**SUPPLIED RECORDS**.
"""

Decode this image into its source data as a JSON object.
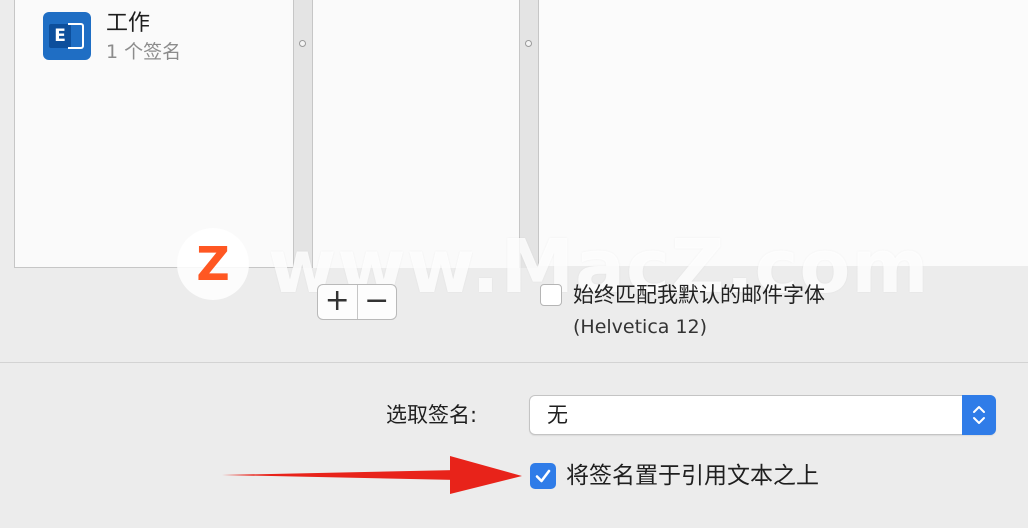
{
  "accounts": {
    "items": [
      {
        "name": "工作",
        "signature_count": "1 个签名",
        "icon": "exchange-icon"
      }
    ]
  },
  "buttons": {
    "add_label": "+",
    "remove_label": "−"
  },
  "font_option": {
    "label": "始终匹配我默认的邮件字体",
    "font_name": "(Helvetica 12)",
    "checked": false
  },
  "choose_signature": {
    "label": "选取签名:",
    "selected": "无"
  },
  "quote_option": {
    "label": "将签名置于引用文本之上",
    "checked": true
  },
  "watermark": {
    "logo_letter": "Z",
    "text": "www.MacZ.com"
  },
  "colors": {
    "accent": "#2f7ce8",
    "arrow": "#e8231a",
    "exchange_blue": "#1f6ec4",
    "watermark_logo": "#ff5722"
  }
}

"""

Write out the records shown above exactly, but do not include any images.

**COMPLETED TASK**.
Decode this image into its source data as a JSON object.
{
  "accounts": {
    "items": [
      {
        "name": "工作",
        "signature_count": "1 个签名",
        "icon": "exchange-icon"
      }
    ]
  },
  "buttons": {
    "add_label": "+",
    "remove_label": "−"
  },
  "font_option": {
    "label": "始终匹配我默认的邮件字体",
    "font_name": "(Helvetica 12)",
    "checked": false
  },
  "choose_signature": {
    "label": "选取签名:",
    "selected": "无"
  },
  "quote_option": {
    "label": "将签名置于引用文本之上",
    "checked": true
  },
  "watermark": {
    "logo_letter": "Z",
    "text": "www.MacZ.com"
  },
  "colors": {
    "accent": "#2f7ce8",
    "arrow": "#e8231a",
    "exchange_blue": "#1f6ec4",
    "watermark_logo": "#ff5722"
  }
}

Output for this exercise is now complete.